((
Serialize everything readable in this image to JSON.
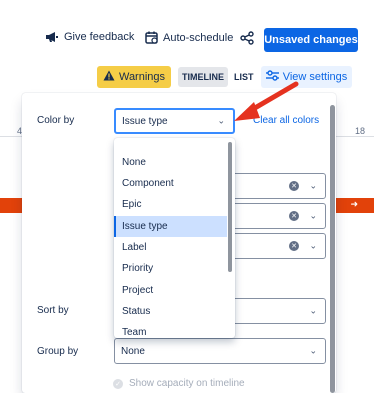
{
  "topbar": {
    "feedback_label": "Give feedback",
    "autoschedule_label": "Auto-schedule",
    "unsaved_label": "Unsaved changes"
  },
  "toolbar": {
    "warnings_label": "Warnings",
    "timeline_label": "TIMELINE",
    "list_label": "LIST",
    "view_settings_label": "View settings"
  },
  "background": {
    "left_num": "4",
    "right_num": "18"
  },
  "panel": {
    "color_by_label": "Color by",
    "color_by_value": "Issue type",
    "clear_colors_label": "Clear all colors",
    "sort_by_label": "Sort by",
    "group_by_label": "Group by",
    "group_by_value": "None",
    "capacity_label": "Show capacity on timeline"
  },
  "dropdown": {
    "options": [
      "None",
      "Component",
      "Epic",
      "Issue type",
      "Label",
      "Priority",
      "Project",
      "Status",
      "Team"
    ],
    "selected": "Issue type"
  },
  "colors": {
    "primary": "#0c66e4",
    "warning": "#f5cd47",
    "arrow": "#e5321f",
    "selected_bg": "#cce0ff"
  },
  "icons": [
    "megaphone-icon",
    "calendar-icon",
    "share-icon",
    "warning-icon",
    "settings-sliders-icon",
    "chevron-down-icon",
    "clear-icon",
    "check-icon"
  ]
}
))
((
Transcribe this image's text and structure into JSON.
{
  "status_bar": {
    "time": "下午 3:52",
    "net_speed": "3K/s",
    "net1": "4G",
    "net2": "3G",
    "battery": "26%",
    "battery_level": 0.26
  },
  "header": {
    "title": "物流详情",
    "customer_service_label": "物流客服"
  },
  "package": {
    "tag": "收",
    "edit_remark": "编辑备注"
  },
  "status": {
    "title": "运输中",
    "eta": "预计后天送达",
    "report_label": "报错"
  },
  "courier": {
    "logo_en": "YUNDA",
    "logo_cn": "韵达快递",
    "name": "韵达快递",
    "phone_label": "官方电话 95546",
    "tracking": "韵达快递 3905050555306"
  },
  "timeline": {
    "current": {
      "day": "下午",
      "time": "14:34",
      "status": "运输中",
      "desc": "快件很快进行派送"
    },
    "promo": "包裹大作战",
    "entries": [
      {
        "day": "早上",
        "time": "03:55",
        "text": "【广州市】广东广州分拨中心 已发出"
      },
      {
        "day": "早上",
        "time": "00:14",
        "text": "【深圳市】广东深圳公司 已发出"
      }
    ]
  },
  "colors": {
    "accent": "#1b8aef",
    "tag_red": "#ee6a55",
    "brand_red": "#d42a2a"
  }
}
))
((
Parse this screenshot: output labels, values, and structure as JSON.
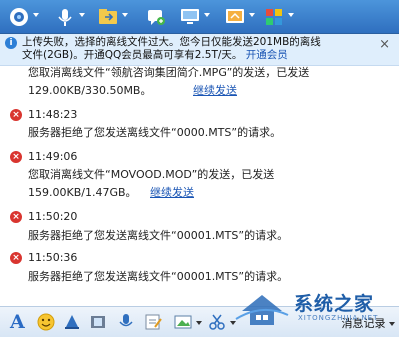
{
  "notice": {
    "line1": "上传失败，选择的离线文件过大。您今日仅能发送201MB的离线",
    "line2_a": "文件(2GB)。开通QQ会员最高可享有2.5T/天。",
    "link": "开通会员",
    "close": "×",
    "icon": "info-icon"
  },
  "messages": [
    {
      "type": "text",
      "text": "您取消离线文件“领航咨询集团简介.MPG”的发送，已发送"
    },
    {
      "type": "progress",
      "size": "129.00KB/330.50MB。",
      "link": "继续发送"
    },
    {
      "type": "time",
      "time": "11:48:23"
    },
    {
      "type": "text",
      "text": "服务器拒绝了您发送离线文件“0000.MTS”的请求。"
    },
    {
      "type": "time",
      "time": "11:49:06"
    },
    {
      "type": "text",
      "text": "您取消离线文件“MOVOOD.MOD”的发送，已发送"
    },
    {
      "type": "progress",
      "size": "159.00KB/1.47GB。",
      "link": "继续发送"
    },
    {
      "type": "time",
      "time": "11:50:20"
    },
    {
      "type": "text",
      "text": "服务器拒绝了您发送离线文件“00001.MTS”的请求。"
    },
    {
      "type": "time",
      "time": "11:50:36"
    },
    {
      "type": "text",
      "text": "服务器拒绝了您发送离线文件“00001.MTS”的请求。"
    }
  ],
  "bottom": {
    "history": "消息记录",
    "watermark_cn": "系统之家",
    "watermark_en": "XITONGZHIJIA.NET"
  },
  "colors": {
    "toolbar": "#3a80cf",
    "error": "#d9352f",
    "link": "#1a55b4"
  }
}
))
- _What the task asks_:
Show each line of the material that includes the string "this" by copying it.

- _Task response_:
Serialize everything readable in this image to JSON.
Transcribe this image's text and structure into JSON.
Parse this screenshot: output labels, values, and structure as JSON.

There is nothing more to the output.